Exercise details ->
Your answer must consist of one number: how many lines in the records contain "header".

━━━━━ Data records

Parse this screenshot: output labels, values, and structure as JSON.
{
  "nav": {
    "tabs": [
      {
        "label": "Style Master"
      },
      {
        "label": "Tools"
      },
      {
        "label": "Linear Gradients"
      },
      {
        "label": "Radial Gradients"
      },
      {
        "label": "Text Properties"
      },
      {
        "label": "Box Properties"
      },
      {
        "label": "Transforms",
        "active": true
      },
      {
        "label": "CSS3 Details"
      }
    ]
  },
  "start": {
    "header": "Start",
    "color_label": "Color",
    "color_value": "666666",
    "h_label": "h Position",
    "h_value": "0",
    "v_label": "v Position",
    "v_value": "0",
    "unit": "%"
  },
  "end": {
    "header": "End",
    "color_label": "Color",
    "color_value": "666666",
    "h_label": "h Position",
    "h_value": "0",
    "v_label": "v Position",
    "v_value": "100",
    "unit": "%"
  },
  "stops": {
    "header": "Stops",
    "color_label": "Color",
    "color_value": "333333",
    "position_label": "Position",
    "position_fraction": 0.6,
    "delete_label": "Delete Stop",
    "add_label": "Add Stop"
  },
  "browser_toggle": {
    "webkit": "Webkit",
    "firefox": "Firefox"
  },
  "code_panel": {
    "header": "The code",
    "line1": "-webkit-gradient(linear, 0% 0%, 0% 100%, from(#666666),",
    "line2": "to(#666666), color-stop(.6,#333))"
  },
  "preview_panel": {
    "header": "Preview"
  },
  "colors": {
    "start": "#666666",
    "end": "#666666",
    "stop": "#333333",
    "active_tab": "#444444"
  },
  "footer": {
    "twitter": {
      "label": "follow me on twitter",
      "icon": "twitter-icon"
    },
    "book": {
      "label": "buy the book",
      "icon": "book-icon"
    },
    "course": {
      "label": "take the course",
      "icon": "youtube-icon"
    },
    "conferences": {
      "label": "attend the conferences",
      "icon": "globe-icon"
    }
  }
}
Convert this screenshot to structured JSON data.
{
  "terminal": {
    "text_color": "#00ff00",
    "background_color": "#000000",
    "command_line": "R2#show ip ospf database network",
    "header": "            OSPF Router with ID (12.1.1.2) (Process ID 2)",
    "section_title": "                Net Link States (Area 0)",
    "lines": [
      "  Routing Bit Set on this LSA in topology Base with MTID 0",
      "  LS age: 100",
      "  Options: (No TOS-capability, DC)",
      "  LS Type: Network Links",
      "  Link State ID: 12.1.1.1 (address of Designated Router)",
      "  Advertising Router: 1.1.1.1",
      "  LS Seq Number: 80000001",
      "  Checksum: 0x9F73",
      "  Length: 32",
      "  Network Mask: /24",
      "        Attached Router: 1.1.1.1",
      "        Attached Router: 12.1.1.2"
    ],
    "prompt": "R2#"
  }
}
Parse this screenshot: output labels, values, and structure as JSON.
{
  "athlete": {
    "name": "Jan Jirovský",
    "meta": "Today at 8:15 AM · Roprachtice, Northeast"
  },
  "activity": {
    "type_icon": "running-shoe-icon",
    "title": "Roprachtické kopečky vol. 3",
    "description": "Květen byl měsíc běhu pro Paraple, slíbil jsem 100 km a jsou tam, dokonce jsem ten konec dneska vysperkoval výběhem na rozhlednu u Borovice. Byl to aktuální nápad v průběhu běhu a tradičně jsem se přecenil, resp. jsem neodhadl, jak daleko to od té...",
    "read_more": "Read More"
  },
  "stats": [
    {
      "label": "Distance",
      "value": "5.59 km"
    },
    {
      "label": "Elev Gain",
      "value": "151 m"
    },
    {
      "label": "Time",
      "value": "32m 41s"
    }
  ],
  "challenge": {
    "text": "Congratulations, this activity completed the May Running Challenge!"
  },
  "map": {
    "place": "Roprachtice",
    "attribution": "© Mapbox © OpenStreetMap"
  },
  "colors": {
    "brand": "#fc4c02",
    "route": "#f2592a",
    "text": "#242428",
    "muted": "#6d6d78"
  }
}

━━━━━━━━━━

Written answer ->
6